A few weeks ago, when I read that IPL 2020 (Indian Premier League) would finally take place in a bio-bubble in the UAE, I received the announcement with both disbelief and pleasure. Disbelief, because one had assumed that like most other sporting events around the world this year, this one too would be cancelled; and pleasure, because I have come to look forward to this event with as much anticipation as I would to an annual holiday in an exotic destination.
As it is, this year has seen upheavals in almost every department – the Covid19 curse has almost halted education, strained the medical system, disrupted the economy and affected public and personal life in unprecedented ways. Amid this scenario, with no live audience and no crazy fans, would the IPL deliver its usual punch, I wondered. However, the first few matches have proved that it’s all there — the punch, the flavour and the madness (minus the usual noise, which is just as well). So the determination to hold the event against all odds has paid off.
I am neither a spokesperson for BCCI nor do I have a stake in IPL! However, as a writer I am tempted to use the IPL as a metaphor for positive change. The story of t-20 cricket is, in fact, a story of timely adaptation. Come to think of it, t-20 cricket itself had its critics when it was first launched in England in 2003. They felt that the drastically shortened version of the game would kill real cricket; replacing the slow, gentleman’s game with a fast, glamourous one. As we can plainly see, in its t-20 version, cricket is not only surviving but thriving. How beautifully the days-long game has been molded into the twenty-overs format completed in a few hours!
Today, the IPL cricket tournament is one of the most awaited events in the international sports calendar, watched live by lakhs of spectators and by television audiences in 120 countries. Not only does it pump crores of rupees into the Indian economy, it generates employment for hundreds of people – and I am not yet speaking of players. In sporting terms alone, it has brought opportunities to dozens of sportsmen, some of them struggling young cricketers from far-flung places and small towns. Now what is wrong with that?
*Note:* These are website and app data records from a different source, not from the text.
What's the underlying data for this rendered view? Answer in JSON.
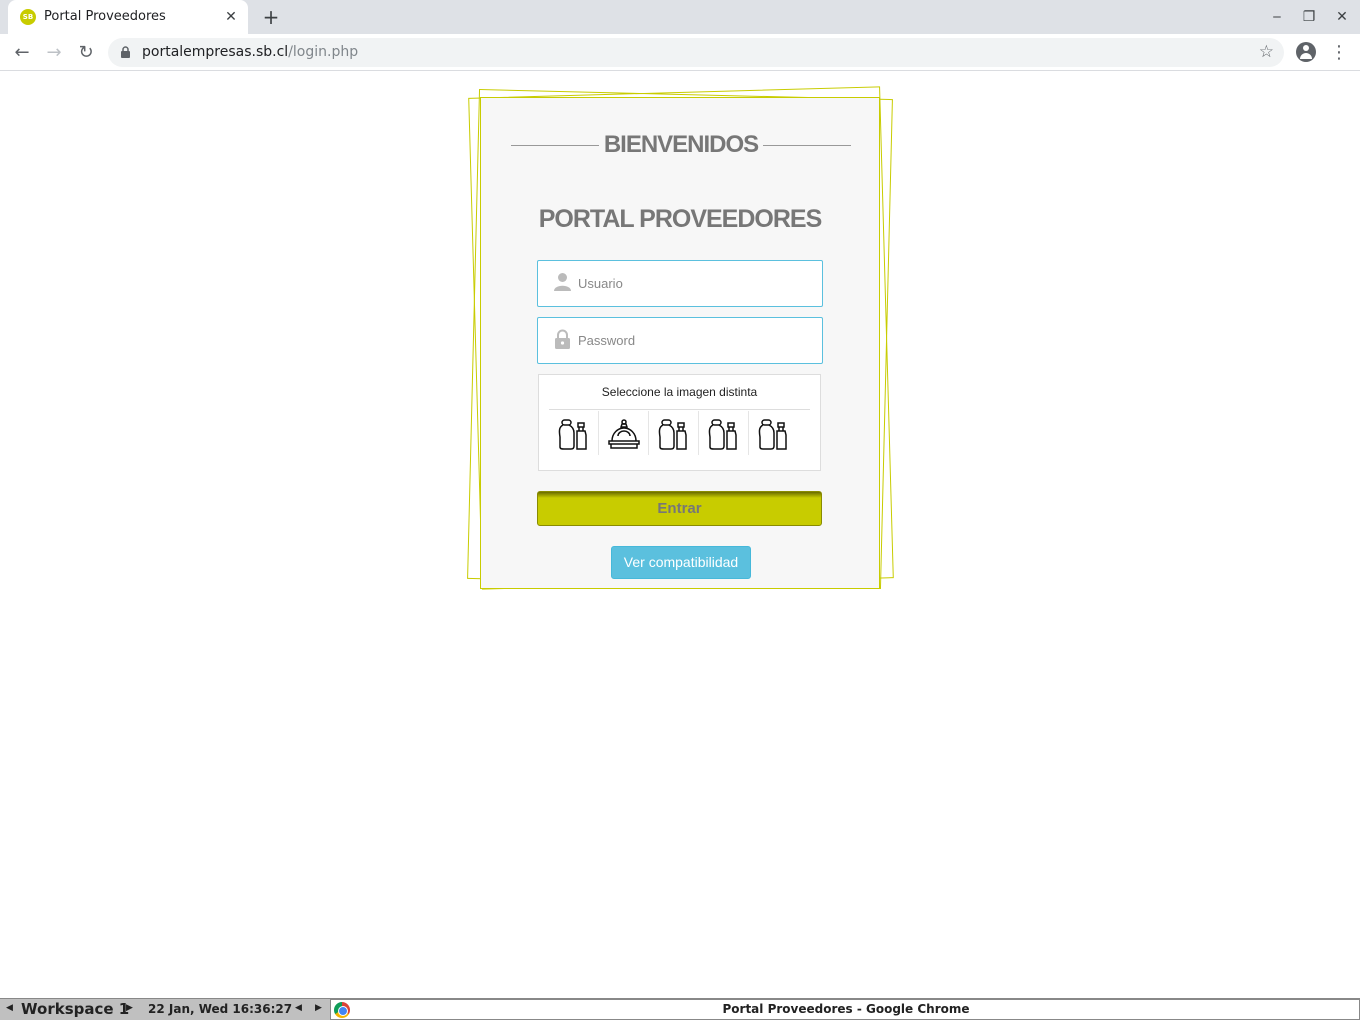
{
  "browser": {
    "tab": {
      "title": "Portal Proveedores",
      "favicon_text": "SB",
      "close_glyph": "✕"
    },
    "new_tab_glyph": "+",
    "window_controls": {
      "minimize": "‒",
      "restore": "❐",
      "close": "✕"
    },
    "nav": {
      "back": "←",
      "forward": "→",
      "reload": "↻"
    },
    "url": {
      "host": "portalempresas.sb.cl",
      "path": "/login.php"
    },
    "star_glyph": "☆",
    "menu_glyph": "⋮"
  },
  "login": {
    "welcome": "BIENVENIDOS",
    "title": "PORTAL PROVEEDORES",
    "username_placeholder": "Usuario",
    "password_placeholder": "Password",
    "captcha_prompt": "Seleccione la imagen distinta",
    "captcha_options": [
      "bottles-icon",
      "crown-pot-icon",
      "bottles-icon",
      "bottles-icon",
      "bottles-icon"
    ],
    "submit_label": "Entrar",
    "compat_label": "Ver compatibilidad"
  },
  "colors": {
    "accent": "#c8cc00",
    "info": "#5bc0de",
    "title_gray": "#777777"
  },
  "taskbar": {
    "left_arrow": "◀",
    "right_arrow": "▶",
    "workspace": "Workspace 1",
    "clock": "22 Jan, Wed 16:36:27",
    "window_title": "Portal Proveedores - Google Chrome"
  }
}
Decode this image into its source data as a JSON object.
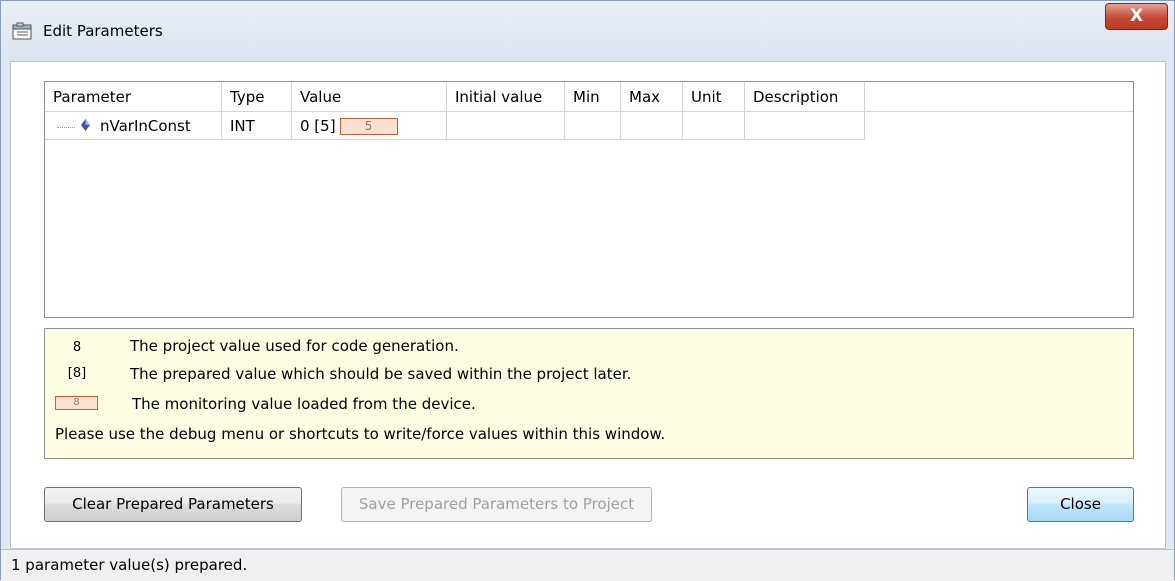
{
  "window": {
    "title": "Edit Parameters",
    "close_glyph": "X"
  },
  "table": {
    "columns": [
      "Parameter",
      "Type",
      "Value",
      "Initial value",
      "Min",
      "Max",
      "Unit",
      "Description"
    ],
    "rows": [
      {
        "parameter": "nVarInConst",
        "type": "INT",
        "value": "0 [5]",
        "monitor_value": "5",
        "initial_value": "",
        "min": "",
        "max": "",
        "unit": "",
        "description": ""
      }
    ]
  },
  "legend": {
    "project_value_symbol": "8",
    "project_value_text": "The project value used for code generation.",
    "prepared_value_symbol": "[8]",
    "prepared_value_text": "The prepared value which should be saved within the project later.",
    "monitoring_value_symbol": "8",
    "monitoring_value_text": "The monitoring value loaded from the device.",
    "hint": "Please use the debug menu or shortcuts to write/force values within this window."
  },
  "buttons": {
    "clear": "Clear Prepared Parameters",
    "save": "Save Prepared Parameters to Project",
    "close": "Close"
  },
  "status": "1 parameter value(s) prepared.",
  "colors": {
    "legend_bg": "#fdfde1",
    "monitor_bg": "#fbe1d2",
    "monitor_border": "#b8643f",
    "close_accent": "#c44a35"
  }
}
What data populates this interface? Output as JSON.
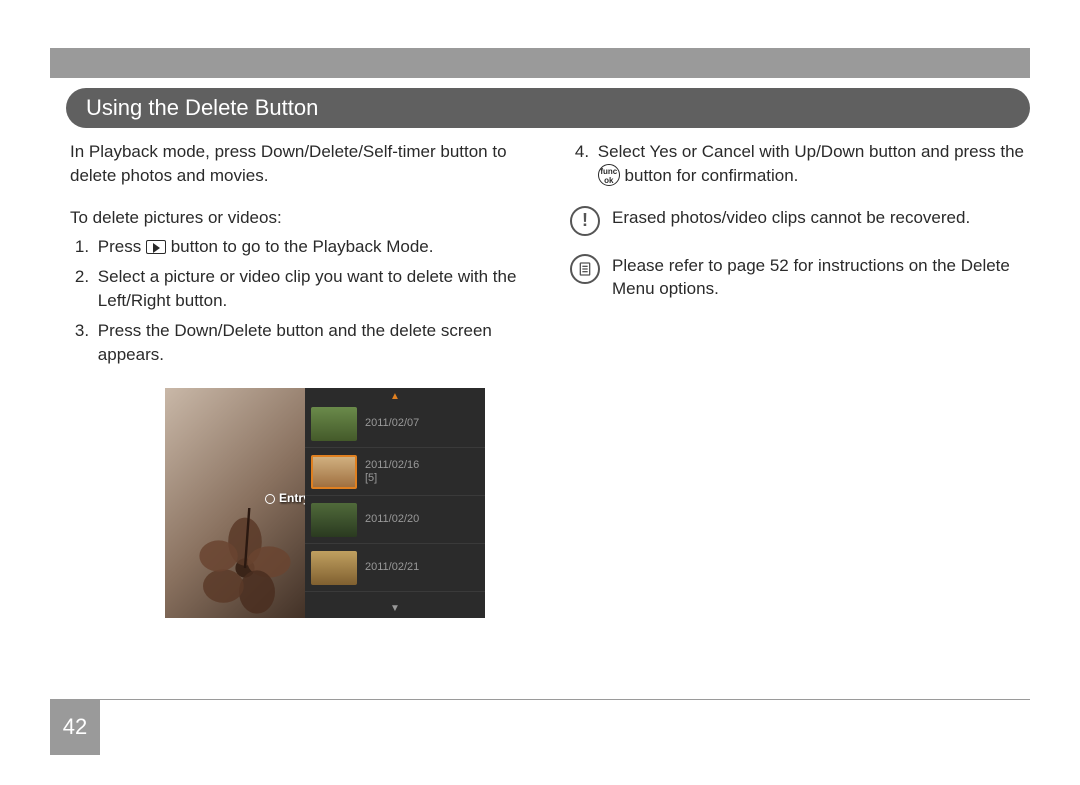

As Steve Jobs put it, “Innovation is the ability to see change as an opportunity – not a threat.” And that is precisely what we are called upon to do in a changing world, where to adapt is to survive and to defy change is to become obsolete. Of course, adaptation has vastly different meanings in different contexts. In sports it may mean improving physical fitness to play more aggressively, whereas in some other field it may necessitate the innovative use of technology.
Here, I am reminded of a remarkable project being currently undertaken in Ladakh. Education is being taken to homebound children in remote villages of Leh and Kargil, not through books (or even online classes since these are not possible due to extremely low power supply), but through simple yet innovative means. Solar-powered electronic tablets pre-loaded with educational material are distributed free to the kids by rotation, so no schoolchild feels left out. The difficulties of treacherous terrain and limited electricity have been overcome through sunshine and a clever idea!
Turning to the natural world we see that whenever conditions became adverse, Mother Nature, in her supreme wisdom, enabled birds and animals to adapt to their environment. Some, like camels, developed the capacity to go without water for weeks at a time; others, like the giraffe, grew extra-long necks to be able to feed on the leaves of the acacia trees, their favourite food. These are, of course, physical modifications fit for lower beings. We humans, being much more evolved, are called upon to adapt in more complex ways, for which we need to use our minds. Every example of adaptation is a story of change, innovation and positivity. It follows that the attempt to adapt is not just a matter of survival; the process itself expands our minds and sharpens our brains, impacting our overall performance positively.
There are numerous examples of individuals and institutions adapting to new situations; it is fascinating to see this phenomenon at the larger, community level. A notable example of such a type is of the Parsi community, who migrated to India sometime between the eighth and tenth centuries. Through sensible and timely adaptation they made India their home, while retaining their culture and customs. This tiny minority has made remarkable contributions in multiple sectors of industry, education and the arts. As Socrates says, ”The secret of change is to focus all of your energy not on fighting the old, but on building the new.”
Speaking of the arts, art and entertainment is another sector that has been rudely jolted by the lockdown. But then, here again, artistes have risen to the occasion and taken to new platforms to showcase their performances. Recently, it was reported that the famous Rambo Circus is putting up its paid shows on a digital platform. This way audiences can enjoy the show while sitting in the comfort of their homes and the performers will have a means of income till regular, outdoor shows resume.
And now, coming back to the IPL, the fact that it is being played outside India in the UAE, has not diminished its excitement one bit. The sheer unpredictability of the outcome of each game is as fresh as ever. The matches are bringing much-needed cheer to us at a time when outdoor entertainment is banned. Thanks to the IPL, the dull daily routine is enlivened for a few hours every evening. Certainly, there are immense rewards in tackling change with an open mind. I would like to conclude with a beautiful Chinese proverb that comes to mind: “When the winds of change blow, some people build walls and others build windmills.”
(The author is a free-lance writer, editor and translator based in New Gurgaon.)